The singer-songwriter tradition takes center stage as women stars lead a benefit.
Stars aplenty shone from the Wiltern stage Wednesday at the second "Stormy Weather" concert, a fund-raiser for Don Henley's Walden Woods Project. Yet despite many stellar performances among short sets by Joni Mitchell, Stevie Nicks, Reba McEntire, Trisha Yearwood, Sheryl Crow, Norah Jones, Paula Cole, Deborah Cox, Susan Tedeschi and Michelle Branch, the star of the evening wasn't a single one of them.
The true headliner was the singer-songwriter tradition itself. The 10 women, each given time for a couple of songs with a 60-piece orchestra, championed that tradition, from newcomer Branch's opening notes to Mitchell's captivating closing set more than two hours later.
In addition to samples of their own songs, most of the participants saluted at least one of their favorite songwriters.
Mitchell easily handled Bob Dylan's Mitchell-esque "Sweetheart Like You," Jones glided through the Band's "It Makes No Difference" and Crow deftly rendered Steve Earle's heartbreaking "Goodbye." Cole inhabited Tom Waits and Kathleen Brennan's "House Where Nobody Lives," while Yearwood aced Harold Arlen and Ira Gershwin's "The Man That Got Away."
There were moments, however, when some of the relative newcomers didn't seem quite at home alone in front of an orchestra. The blues-based Tedeschi, for instance, did an admirable job as a torch singer, both on the standard "These Foolish Things" and in an appropriately moody reading of Mitchell's melancholy holiday song "River." Still, you ached for someone to hand her a guitar so she could really cut loose.
Likewise, jazz-blues sensation Jones, while exhibiting the evocative vocal phrasing that has made her one of the year's brightest arrivals, appeared especially ill at ease without her piano in front of her.
That may have been as much a function of experience as sheer comfort level.

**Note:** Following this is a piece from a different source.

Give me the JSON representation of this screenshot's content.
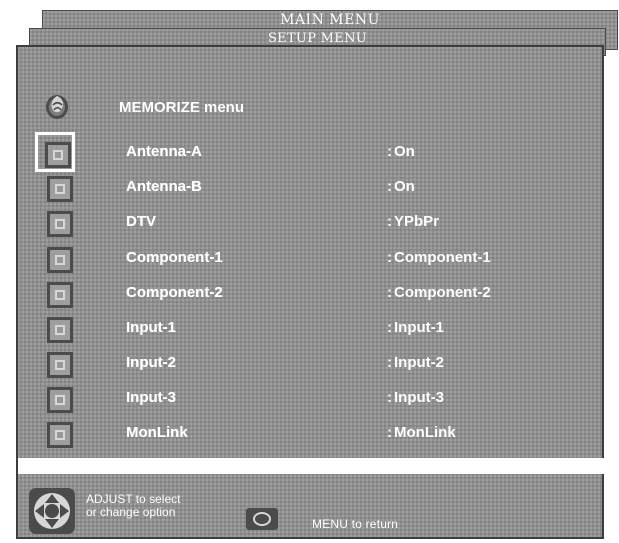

As the show progressed to the veterans, the poise and confidence level rose.
McEntire gave a reminder of what a marvelous straight country singer she was before she became a mistress of all media, with her treatment of the Ray Price hit "I Won't Mention It Again."
Even Nicks stepped convincingly out of character, delving deeply into the blues of Etta James' "Sunday Kind of Love."
Mitchell capped the evening as spiritual godmother to the women who had preceded her onstage with a stunning update of "Woodstock" that recast its original wide-eyed optimism into a haunting fable that mourned the loss of youthful idealism.
If she truly intends to retire from music, as she's been quoted as saying recently, she made it clear that when she does, she's not about to go gentle into that good night.